Dataset rows describing interfaces:
◆ ◆ ◆

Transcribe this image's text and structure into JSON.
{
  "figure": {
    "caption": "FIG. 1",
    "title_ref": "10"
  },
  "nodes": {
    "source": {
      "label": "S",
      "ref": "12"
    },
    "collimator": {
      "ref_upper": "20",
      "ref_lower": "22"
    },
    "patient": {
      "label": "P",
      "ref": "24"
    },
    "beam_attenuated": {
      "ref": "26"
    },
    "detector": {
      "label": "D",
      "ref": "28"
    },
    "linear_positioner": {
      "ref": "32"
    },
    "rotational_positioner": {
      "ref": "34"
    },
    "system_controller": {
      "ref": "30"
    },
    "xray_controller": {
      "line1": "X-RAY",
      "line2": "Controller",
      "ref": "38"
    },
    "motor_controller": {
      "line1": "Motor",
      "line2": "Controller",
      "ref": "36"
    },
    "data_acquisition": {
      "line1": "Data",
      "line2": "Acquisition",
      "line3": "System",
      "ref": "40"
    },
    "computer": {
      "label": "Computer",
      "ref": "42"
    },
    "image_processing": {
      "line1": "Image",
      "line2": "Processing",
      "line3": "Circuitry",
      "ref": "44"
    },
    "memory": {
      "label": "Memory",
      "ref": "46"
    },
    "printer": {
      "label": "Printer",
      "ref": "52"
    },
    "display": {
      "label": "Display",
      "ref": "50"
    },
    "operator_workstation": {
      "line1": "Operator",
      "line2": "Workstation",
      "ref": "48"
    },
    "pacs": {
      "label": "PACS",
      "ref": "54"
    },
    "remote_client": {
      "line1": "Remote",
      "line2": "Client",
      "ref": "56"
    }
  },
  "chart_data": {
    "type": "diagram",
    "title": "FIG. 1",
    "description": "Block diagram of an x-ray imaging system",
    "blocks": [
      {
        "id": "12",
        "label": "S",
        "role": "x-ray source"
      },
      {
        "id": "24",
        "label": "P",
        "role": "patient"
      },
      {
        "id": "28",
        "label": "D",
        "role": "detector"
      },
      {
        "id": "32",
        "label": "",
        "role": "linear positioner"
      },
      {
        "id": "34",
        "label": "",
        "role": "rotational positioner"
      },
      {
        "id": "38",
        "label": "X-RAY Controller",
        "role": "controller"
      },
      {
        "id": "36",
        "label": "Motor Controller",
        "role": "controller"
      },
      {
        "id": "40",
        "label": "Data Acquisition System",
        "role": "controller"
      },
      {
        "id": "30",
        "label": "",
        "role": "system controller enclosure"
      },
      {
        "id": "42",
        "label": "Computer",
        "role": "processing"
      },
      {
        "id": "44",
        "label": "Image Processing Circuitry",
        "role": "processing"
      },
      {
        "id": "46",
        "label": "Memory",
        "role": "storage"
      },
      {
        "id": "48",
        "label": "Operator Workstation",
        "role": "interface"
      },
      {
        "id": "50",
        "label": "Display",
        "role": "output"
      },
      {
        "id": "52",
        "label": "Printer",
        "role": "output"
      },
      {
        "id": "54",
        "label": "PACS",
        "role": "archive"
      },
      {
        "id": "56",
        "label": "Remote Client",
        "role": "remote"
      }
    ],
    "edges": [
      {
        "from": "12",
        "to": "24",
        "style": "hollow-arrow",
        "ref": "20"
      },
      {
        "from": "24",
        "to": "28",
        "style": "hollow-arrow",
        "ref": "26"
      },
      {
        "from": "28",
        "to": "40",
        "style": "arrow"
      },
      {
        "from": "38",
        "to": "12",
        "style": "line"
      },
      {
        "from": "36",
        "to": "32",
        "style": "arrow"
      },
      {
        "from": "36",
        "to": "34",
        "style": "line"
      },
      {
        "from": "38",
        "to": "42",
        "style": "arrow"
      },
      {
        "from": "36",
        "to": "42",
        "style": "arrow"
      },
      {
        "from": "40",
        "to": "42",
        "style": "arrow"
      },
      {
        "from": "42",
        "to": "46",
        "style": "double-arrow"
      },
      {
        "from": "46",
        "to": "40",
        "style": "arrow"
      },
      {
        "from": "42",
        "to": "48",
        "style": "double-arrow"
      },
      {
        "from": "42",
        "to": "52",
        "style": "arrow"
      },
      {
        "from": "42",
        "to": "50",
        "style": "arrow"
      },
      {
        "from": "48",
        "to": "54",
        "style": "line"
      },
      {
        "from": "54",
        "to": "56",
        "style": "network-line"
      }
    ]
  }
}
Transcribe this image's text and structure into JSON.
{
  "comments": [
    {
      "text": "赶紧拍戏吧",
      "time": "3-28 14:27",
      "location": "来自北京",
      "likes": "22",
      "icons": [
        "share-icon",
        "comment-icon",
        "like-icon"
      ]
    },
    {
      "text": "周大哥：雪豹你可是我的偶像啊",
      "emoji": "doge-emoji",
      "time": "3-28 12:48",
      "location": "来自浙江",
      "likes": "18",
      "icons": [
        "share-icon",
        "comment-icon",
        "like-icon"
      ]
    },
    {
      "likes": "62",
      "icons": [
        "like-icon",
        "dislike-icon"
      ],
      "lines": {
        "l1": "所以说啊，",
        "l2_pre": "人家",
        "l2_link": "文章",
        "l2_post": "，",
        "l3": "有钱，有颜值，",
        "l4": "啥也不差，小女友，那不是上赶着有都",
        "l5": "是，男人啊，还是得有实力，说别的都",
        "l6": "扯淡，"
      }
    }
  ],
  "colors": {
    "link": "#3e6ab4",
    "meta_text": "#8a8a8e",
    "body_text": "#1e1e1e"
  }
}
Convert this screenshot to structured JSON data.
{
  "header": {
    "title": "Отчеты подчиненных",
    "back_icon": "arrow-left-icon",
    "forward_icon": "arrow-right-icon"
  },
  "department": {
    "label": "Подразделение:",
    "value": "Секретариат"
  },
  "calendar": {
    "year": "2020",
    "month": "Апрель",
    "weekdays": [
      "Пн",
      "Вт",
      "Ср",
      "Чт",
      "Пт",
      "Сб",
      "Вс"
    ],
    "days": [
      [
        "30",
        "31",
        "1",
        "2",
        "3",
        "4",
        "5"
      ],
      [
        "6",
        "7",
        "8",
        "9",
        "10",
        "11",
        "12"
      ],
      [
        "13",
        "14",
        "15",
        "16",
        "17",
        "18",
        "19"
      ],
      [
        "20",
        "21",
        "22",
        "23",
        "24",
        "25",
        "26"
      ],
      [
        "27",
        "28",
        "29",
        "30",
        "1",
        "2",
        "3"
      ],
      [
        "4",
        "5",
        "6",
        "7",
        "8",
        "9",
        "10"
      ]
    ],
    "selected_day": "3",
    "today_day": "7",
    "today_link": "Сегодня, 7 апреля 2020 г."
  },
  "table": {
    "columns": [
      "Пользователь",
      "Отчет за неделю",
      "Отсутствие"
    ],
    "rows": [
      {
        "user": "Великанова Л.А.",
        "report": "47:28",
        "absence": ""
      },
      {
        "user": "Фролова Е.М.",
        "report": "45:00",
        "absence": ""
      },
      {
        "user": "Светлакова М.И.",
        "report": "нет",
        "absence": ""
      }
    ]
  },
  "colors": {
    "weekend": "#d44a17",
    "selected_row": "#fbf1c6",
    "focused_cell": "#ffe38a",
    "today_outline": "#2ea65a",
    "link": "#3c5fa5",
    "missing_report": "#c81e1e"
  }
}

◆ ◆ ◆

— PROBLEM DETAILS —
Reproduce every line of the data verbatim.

— FINAL ANSWER —
Transcribe this image's text and structure into JSON.
{
  "figure": {
    "caption": "FIG. 1",
    "title_ref": "10"
  },
  "nodes": {
    "source": {
      "label": "S",
      "ref": "12"
    },
    "collimator": {
      "ref_upper": "20",
      "ref_lower": "22"
    },
    "patient": {
      "label": "P",
      "ref": "24"
    },
    "beam_attenuated": {
      "ref": "26"
    },
    "detector": {
      "label": "D",
      "ref": "28"
    },
    "linear_positioner": {
      "ref": "32"
    },
    "rotational_positioner": {
      "ref": "34"
    },
    "system_controller": {
      "ref": "30"
    },
    "xray_controller": {
      "line1": "X-RAY",
      "line2": "Controller",
      "ref": "38"
    },
    "motor_controller": {
      "line1": "Motor",
      "line2": "Controller",
      "ref": "36"
    },
    "data_acquisition": {
      "line1": "Data",
      "line2": "Acquisition",
      "line3": "System",
      "ref": "40"
    },
    "computer": {
      "label": "Computer",
      "ref": "42"
    },
    "image_processing": {
      "line1": "Image",
      "line2": "Processing",
      "line3": "Circuitry",
      "ref": "44"
    },
    "memory": {
      "label": "Memory",
      "ref": "46"
    },
    "printer": {
      "label": "Printer",
      "ref": "52"
    },
    "display": {
      "label": "Display",
      "ref": "50"
    },
    "operator_workstation": {
      "line1": "Operator",
      "line2": "Workstation",
      "ref": "48"
    },
    "pacs": {
      "label": "PACS",
      "ref": "54"
    },
    "remote_client": {
      "line1": "Remote",
      "line2": "Client",
      "ref": "56"
    }
  },
  "chart_data": {
    "type": "diagram",
    "title": "FIG. 1",
    "description": "Block diagram of an x-ray imaging system",
    "blocks": [
      {
        "id": "12",
        "label": "S",
        "role": "x-ray source"
      },
      {
        "id": "24",
        "label": "P",
        "role": "patient"
      },
      {
        "id": "28",
        "label": "D",
        "role": "detector"
      },
      {
        "id": "32",
        "label": "",
        "role": "linear positioner"
      },
      {
        "id": "34",
        "label": "",
        "role": "rotational positioner"
      },
      {
        "id": "38",
        "label": "X-RAY Controller",
        "role": "controller"
      },
      {
        "id": "36",
        "label": "Motor Controller",
        "role": "controller"
      },
      {
        "id": "40",
        "label": "Data Acquisition System",
        "role": "controller"
      },
      {
        "id": "30",
        "label": "",
        "role": "system controller enclosure"
      },
      {
        "id": "42",
        "label": "Computer",
        "role": "processing"
      },
      {
        "id": "44",
        "label": "Image Processing Circuitry",
        "role": "processing"
      },
      {
        "id": "46",
        "label": "Memory",
        "role": "storage"
      },
      {
        "id": "48",
        "label": "Operator Workstation",
        "role": "interface"
      },
      {
        "id": "50",
        "label": "Display",
        "role": "output"
      },
      {
        "id": "52",
        "label": "Printer",
        "role": "output"
      },
      {
        "id": "54",
        "label": "PACS",
        "role": "archive"
      },
      {
        "id": "56",
        "label": "Remote Client",
        "role": "remote"
      }
    ],
    "edges": [
      {
        "from": "12",
        "to": "24",
        "style": "hollow-arrow",
        "ref": "20"
      },
      {
        "from": "24",
        "to": "28",
        "style": "hollow-arrow",
        "ref": "26"
      },
      {
        "from": "28",
        "to": "40",
        "style": "arrow"
      },
      {
        "from": "38",
        "to": "12",
        "style": "line"
      },
      {
        "from": "36",
        "to": "32",
        "style": "arrow"
      },
      {
        "from": "36",
        "to": "34",
        "style": "line"
      },
      {
        "from": "38",
        "to": "42",
        "style": "arrow"
      },
      {
        "from": "36",
        "to": "42",
        "style": "arrow"
      },
      {
        "from": "40",
        "to": "42",
        "style": "arrow"
      },
      {
        "from": "42",
        "to": "46",
        "style": "double-arrow"
      },
      {
        "from": "46",
        "to": "40",
        "style": "arrow"
      },
      {
        "from": "42",
        "to": "48",
        "style": "double-arrow"
      },
      {
        "from": "42",
        "to": "52",
        "style": "arrow"
      },
      {
        "from": "42",
        "to": "50",
        "style": "arrow"
      },
      {
        "from": "48",
        "to": "54",
        "style": "line"
      },
      {
        "from": "54",
        "to": "56",
        "style": "network-line"
      }
    ]
  }
}
Transcribe this image's text and structure into JSON.
{
  "comments": [
    {
      "text": "赶紧拍戏吧",
      "time": "3-28 14:27",
      "location": "来自北京",
      "likes": "22",
      "icons": [
        "share-icon",
        "comment-icon",
        "like-icon"
      ]
    },
    {
      "text": "周大哥：雪豹你可是我的偶像啊",
      "emoji": "doge-emoji",
      "time": "3-28 12:48",
      "location": "来自浙江",
      "likes": "18",
      "icons": [
        "share-icon",
        "comment-icon",
        "like-icon"
      ]
    },
    {
      "likes": "62",
      "icons": [
        "like-icon",
        "dislike-icon"
      ],
      "lines": {
        "l1": "所以说啊，",
        "l2_pre": "人家",
        "l2_link": "文章",
        "l2_post": "，",
        "l3": "有钱，有颜值，",
        "l4": "啥也不差，小女友，那不是上赶着有都",
        "l5": "是，男人啊，还是得有实力，说别的都",
        "l6": "扯淡，"
      }
    }
  ],
  "colors": {
    "link": "#3e6ab4",
    "meta_text": "#8a8a8e",
    "body_text": "#1e1e1e"
  }
}
Convert this screenshot to structured JSON data.
{
  "header": {
    "title": "Отчеты подчиненных",
    "back_icon": "arrow-left-icon",
    "forward_icon": "arrow-right-icon"
  },
  "department": {
    "label": "Подразделение:",
    "value": "Секретариат"
  },
  "calendar": {
    "year": "2020",
    "month": "Апрель",
    "weekdays": [
      "Пн",
      "Вт",
      "Ср",
      "Чт",
      "Пт",
      "Сб",
      "Вс"
    ],
    "days": [
      [
        "30",
        "31",
        "1",
        "2",
        "3",
        "4",
        "5"
      ],
      [
        "6",
        "7",
        "8",
        "9",
        "10",
        "11",
        "12"
      ],
      [
        "13",
        "14",
        "15",
        "16",
        "17",
        "18",
        "19"
      ],
      [
        "20",
        "21",
        "22",
        "23",
        "24",
        "25",
        "26"
      ],
      [
        "27",
        "28",
        "29",
        "30",
        "1",
        "2",
        "3"
      ],
      [
        "4",
        "5",
        "6",
        "7",
        "8",
        "9",
        "10"
      ]
    ],
    "selected_day": "3",
    "today_day": "7",
    "today_link": "Сегодня, 7 апреля 2020 г."
  },
  "table": {
    "columns": [
      "Пользователь",
      "Отчет за неделю",
      "Отсутствие"
    ],
    "rows": [
      {
        "user": "Великанова Л.А.",
        "report": "47:28",
        "absence": ""
      },
      {
        "user": "Фролова Е.М.",
        "report": "45:00",
        "absence": ""
      },
      {
        "user": "Светлакова М.И.",
        "report": "нет",
        "absence": ""
      }
    ]
  },
  "colors": {
    "weekend": "#d44a17",
    "selected_row": "#fbf1c6",
    "focused_cell": "#ffe38a",
    "today_outline": "#2ea65a",
    "link": "#3c5fa5",
    "missing_report": "#c81e1e"
  }
}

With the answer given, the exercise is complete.